15 Technical Progress: EA-Generation of TRIPS Compiler Optimization Heuristics EA-based generation of more effective TRIPS compiler heuristics through integration of Finch Meta-Optimization Framework TRIPS C compiler Metrics Hyperblock count Instructions per hyperblock Ratio of hyperblocks to instructions per hyperblock Static vs. dynamic SPEC2000 Benchmarks PCA Community Benchmarks

16 Finch Meta-optimization Framework (Stephenson, et al.) Compiler heuristic to be optimized replaced by indirect invocation of EAprovided heuristic EA searches space of heuristics that have the required signature Candidate heuristics are evaluated by invoking compiler, then using objective function to evaluate compiler output EA executes on master processor, compiler and objective function execute on slave processors Benchmarks (e.g. GMTI) Finch (Evolutionary Algorithm) Objective function (e.g. instructions per hyperblock) Compiler flags (e.g. -inl 10) Compiler (e.g. Scale) Compiler component (e.g. in-lining priority function) Compiler output (e.g. assembly code)
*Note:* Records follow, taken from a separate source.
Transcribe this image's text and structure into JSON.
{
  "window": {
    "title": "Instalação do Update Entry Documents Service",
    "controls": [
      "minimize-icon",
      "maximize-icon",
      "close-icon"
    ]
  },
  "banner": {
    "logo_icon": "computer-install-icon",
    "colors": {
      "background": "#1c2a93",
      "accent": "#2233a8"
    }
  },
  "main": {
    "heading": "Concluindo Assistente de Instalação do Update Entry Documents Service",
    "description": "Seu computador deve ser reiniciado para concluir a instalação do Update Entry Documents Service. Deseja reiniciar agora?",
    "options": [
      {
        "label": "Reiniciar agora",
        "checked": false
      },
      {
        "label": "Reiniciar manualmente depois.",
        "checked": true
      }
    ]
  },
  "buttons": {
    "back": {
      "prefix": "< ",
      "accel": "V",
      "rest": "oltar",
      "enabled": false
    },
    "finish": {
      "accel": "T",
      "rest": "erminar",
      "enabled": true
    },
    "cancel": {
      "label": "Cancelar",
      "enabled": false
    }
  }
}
17 TRIPS C Compiler Scalable Compiler for Analytical Experiments (Scale) Developed by Department of Computer Science, University of Massachusetts, Amherst Implemented by shell script wrappers around Scale compiler Modular compiler, easily modified for different output platforms Emphasis on hyperblock formation for TRIPS and other platforms

18 Scale Compiler Data Flow Diagram
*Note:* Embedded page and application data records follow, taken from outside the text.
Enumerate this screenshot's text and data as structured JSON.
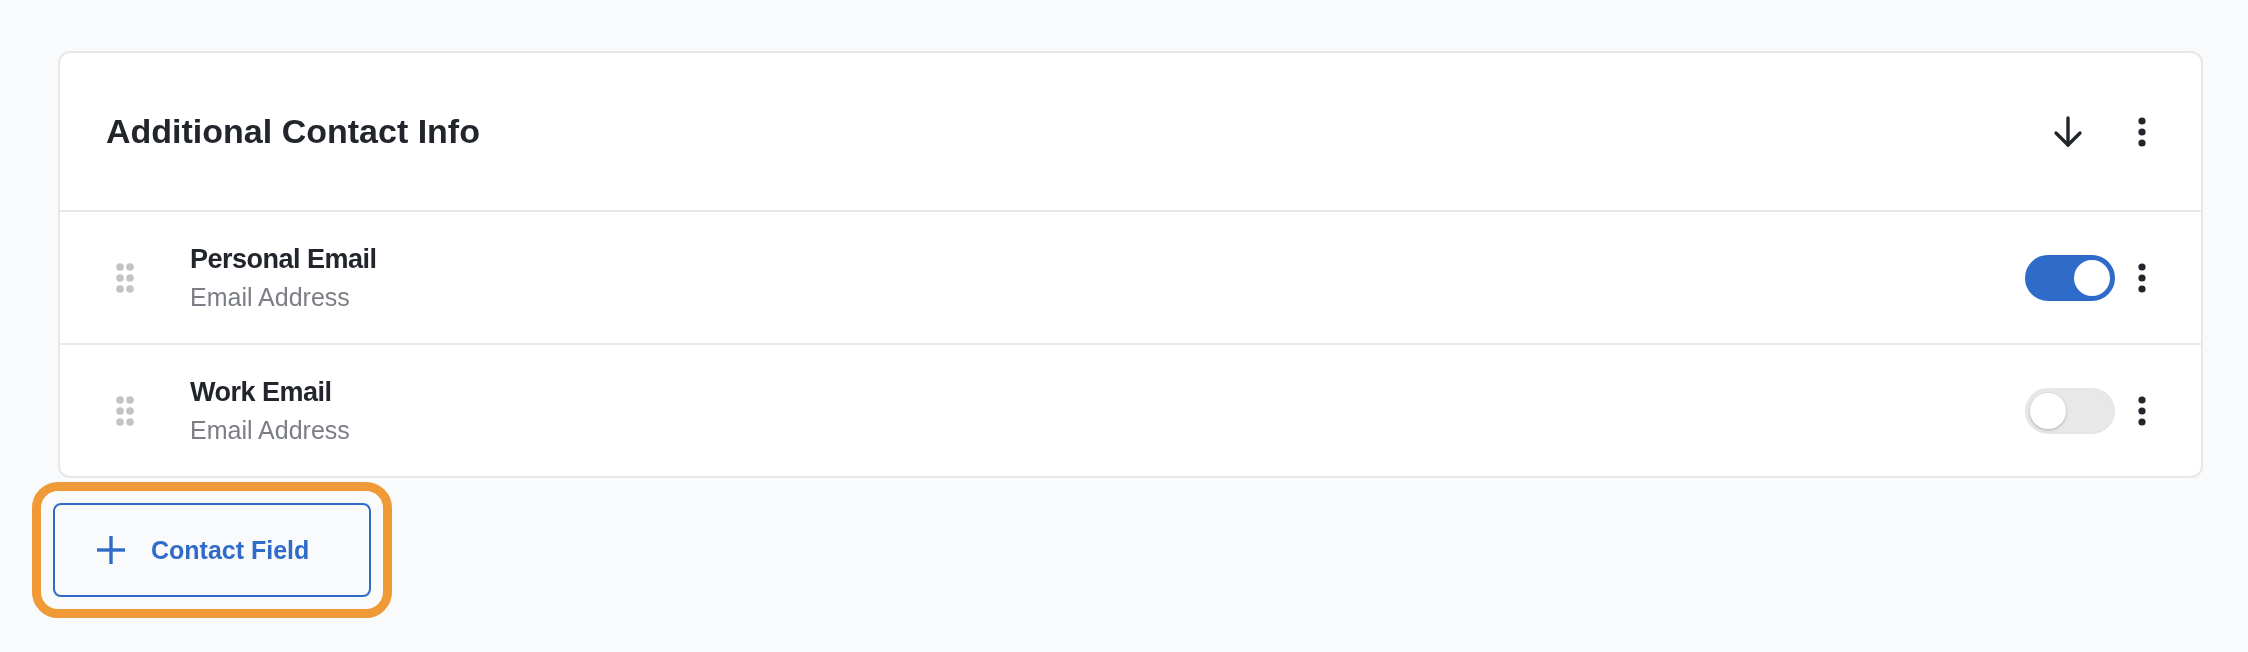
{
  "card": {
    "title": "Additional Contact Info"
  },
  "fields": [
    {
      "name": "Personal Email",
      "type_label": "Email Address",
      "on": true
    },
    {
      "name": "Work Email",
      "type_label": "Email Address",
      "on": false
    }
  ],
  "add_button": {
    "label": "Contact Field",
    "focused": true
  }
}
19 Example Code int main(int argc, char** argv) { printf("hello world\n"); return 0; }.app-file "test.tcc.c".data.align 8 _V2:.ascii "Hello world\n\000".text.global main.bbegin main read $t0, $g1 read $t1, $g2 addi $t2, $t0, -96 sd -88($t0), $t1 S[0] entera $t3, _V2 enterb $t4, main$1 callo printf addi $t2, $t0, -96 sd -88($t0), $t1 S[0] entera $t3, _V2 enterb $t4, main$1. callo printf addi $t2, $t0, -96 sd -88($t0), $t1 S[0] entera $t3, _V2 enterb $t4, main$1 callo printf write $g1, $t2 write $g2, $t4 write $g3, $t3.bend.bbegin main$1 read $t0, $g1 movi $t1, 0 ld $t2, 8($t0) L[0] addi $t3, $t0, 96 ret $t2 write $g1, $t3 write $g2, $t2 write $g3, $t1.bend

20 Application of Finch to Scale Ported Scale to Finch environment Converted Finch to MPI-based communication Identified candidate heuristic functions (Re-)construction of abstract syntax tree Construction of control flow graph Standard posttranslation optimizations Benchmarks (e.g. GMTI) Finch (Evolutionary Algorithm) Objective function (e.g. instructions per hyperblock) Compiler flags (e.g. -inl 10) Compiler (e.g. Scale) Compiler component (e.g. in-lining priority function) Compiler output (e.g. assembly code)

21 In-Lining Technique Results: GMTI Benchmark Instructions per hyperblock ln(max code bloat)

22 References Agarwal, A. Raw Computation. Scientific American, August, Burger, D., S. Keckler, K. McKinley, M. Dahlin, L. John, C. Lin, C. Moore, J. Burrill, R. McDonald, W. Yoder, and the TRIPS Team. Scaling to the End of Silicon with EDGE Architectures. IEEE Computer, July 2004, pp Goldberg, D. The Design of Innovation. Kluwer Academic Publishers, Boston, Stephenson, et al. Meta Optimization: Improving Compiler Heuristics with Machine Learning. MIT. Scale project website ( Scale Compiler Group, Department of Computer Science, University of Massachusetts, Amherst. Taylor, M., J. Kim, J. Miller, D. Wentzlaff, F. Ghodrat, B. Greenwald, H. Hoffmann, P. Johnson, J.-W. Lee, W. Lee, A. Ma, A. Saraf, M. Seneski, N. Shnidman, V. Strumpen M. Frank, S. Amarasinghe and A. Agarwal. The Raw Microprocessor: A Computational Fabric for Software Circuits and General Purpose Programs. IEEE Micro, Mar/Apr 2002.